### EXERCISE REQUIREMENTS
Report every line below that holds the word "this".

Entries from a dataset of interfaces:
= = = = =

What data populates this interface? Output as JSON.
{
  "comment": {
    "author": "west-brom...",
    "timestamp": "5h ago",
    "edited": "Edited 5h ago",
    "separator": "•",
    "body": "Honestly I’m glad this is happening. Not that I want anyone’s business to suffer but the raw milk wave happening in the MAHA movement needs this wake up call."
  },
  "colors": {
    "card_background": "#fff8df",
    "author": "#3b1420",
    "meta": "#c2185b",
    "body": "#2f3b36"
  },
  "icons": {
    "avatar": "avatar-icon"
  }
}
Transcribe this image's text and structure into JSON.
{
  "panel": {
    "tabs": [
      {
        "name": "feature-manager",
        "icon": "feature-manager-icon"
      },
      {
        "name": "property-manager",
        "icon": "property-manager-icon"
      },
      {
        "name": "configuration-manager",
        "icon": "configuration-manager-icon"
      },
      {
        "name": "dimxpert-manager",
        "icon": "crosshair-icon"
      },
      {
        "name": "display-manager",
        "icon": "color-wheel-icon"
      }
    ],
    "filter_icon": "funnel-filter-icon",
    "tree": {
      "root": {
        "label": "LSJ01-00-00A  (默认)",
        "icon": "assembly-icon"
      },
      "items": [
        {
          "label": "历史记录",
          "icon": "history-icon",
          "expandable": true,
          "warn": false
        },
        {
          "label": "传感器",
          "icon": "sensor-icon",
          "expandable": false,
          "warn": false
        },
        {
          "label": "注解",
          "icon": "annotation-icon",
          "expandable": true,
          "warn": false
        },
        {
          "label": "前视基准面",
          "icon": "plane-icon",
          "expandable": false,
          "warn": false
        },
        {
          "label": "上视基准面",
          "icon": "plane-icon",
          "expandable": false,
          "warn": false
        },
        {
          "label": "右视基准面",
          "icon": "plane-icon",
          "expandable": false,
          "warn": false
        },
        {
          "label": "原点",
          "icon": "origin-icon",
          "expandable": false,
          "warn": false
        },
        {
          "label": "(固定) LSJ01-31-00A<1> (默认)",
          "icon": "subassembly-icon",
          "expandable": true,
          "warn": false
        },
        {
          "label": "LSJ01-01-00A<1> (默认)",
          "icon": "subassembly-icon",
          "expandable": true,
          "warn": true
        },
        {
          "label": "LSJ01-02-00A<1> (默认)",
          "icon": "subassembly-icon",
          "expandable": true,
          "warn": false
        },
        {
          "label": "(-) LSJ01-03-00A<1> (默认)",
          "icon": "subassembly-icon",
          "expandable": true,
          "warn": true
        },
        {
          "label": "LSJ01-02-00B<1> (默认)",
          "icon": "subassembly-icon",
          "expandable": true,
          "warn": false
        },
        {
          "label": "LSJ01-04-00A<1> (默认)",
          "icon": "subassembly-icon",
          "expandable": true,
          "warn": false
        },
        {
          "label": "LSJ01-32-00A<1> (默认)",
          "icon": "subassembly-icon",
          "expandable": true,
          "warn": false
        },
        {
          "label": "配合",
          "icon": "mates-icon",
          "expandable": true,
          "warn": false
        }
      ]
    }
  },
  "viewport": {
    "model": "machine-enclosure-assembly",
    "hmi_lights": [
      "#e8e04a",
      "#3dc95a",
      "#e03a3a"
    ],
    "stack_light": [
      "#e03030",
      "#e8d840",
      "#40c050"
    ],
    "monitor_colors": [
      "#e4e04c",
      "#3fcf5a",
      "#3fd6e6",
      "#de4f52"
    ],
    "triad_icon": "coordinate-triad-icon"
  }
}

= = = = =

### SOLUTION
What data populates this interface? Output as JSON.
    "body": "Honestly I’m glad this is happening. Not that I want anyone’s business to suffer but the raw milk wave happening in the MAHA movement needs this wake up call."
Transcribe this image's text and structure into JSON.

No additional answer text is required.